Today sand bags, rubble in net cages and granite breakwaters protect the beaches of Kovalam, a favourite of tourists who bask near its lines of coconut palms. Elsewhere, granite walls – several metres tall – protect coastline.

Scientists fear that these structures prevent beach building and leave little space for shore-based fishing, mending nets and parking boats. They also prevent safe launching and landing of the region’s ubiquitous catamaran, an old-fashioned fishing craft made of floating logs tied together, fishermen say.

The shoreline protection systems in effect mean poor and elderly fishermen can no longer work, they say.

Well-built and weather-beaten, Shanthappan Arogyam, 65, finds the region’s sea walls a frustration. Hailing from Pozhiyoor, a scenic southern village between the sea and Kerala’s famed backwaters, he used to spend his days in the sea in his catamaran.

But now, “there is no more sandy shore to land the catamaran,” he said. The seawalls have also resulted in sea-churned stones collecting near the shore and creating a hazard for fishermen, he said.

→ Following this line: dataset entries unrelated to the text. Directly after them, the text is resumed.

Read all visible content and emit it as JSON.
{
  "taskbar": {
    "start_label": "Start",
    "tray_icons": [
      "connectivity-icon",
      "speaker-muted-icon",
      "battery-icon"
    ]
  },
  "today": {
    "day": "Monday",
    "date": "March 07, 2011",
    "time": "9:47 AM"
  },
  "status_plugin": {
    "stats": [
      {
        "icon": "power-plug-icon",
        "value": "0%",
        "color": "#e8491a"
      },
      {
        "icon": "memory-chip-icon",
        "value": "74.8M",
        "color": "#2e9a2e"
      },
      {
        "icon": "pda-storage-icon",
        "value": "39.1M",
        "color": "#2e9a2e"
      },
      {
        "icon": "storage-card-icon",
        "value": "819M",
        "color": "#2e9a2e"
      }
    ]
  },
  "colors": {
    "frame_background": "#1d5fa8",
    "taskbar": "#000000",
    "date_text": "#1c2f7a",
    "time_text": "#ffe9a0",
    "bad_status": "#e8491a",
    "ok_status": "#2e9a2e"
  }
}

“You never know where these rocks lie down there,” Arogyam said. Nets get torn and the fishermen’s feet risk becoming trapped, he said.


Kerala has 180,000 active seagoing fishermen and a large share of them still use small canoes and catamarans. Affordable outboard engines are becoming more and more common, but over 10,000 small craft still operate with no engine.

Fishermen with limited means use only such simple boats; others fish straight from the shore with lines.

With or without an engine, small craft need sandy shores – an increasingly rare feature, the fishermen say.

“Beach building has come to a standstill over the last 10 years,” said Dr. N.P. Kurian, head of the marine sciences and fisheries section of the Centre for Earth Sciences Studies in Kerala.

He blames rampant sand-mining for construction as the key reason, and too many seawalls as a contributory factor.

Kurian explained that seawalls often create erosion around themselves.

“It is an external body that cuts the natural force of the waves, and their ability to bring in sand,” he said.

Fishermen of Kerala have gradually been losing their sandy shores for a variety of reasons – development projects, conservation efforts, tourism, and protective seawalls and other barriers. A new study by the Centre for Resource Management Studies notes that of the 590 kilometres (370 miles) of coastline in Kerala state, 438 kilometres (275 miles) have become inaccessible to traditional fish workers due to such developments.

Altogether, the loss of shoreline threatens almost 2 million fishermen in the state, said D. Sanjeevaghosh, a former Kerala government fisheries official who now heads the study group.

Scientists are concerned that projected sea level rise as a result of climate change could lead to an exponential rise in coastal erosion, as well as submergence of coastal land and islands, said C.K. Rajan, former director of a centre for monsoon studies at the Kochin University of Science and Technology.

Critics of the seawall building effort says they suspect a different agenda behind efforts to block off the sea – one that favors big enterprises over their own small ones.

But the Marxist-led state government insists it has only the best interests of the fishermen in mind.

“There is no politics in it except to save community people from the wrath of climate change,” said K. Rajendran, the state revenue minister.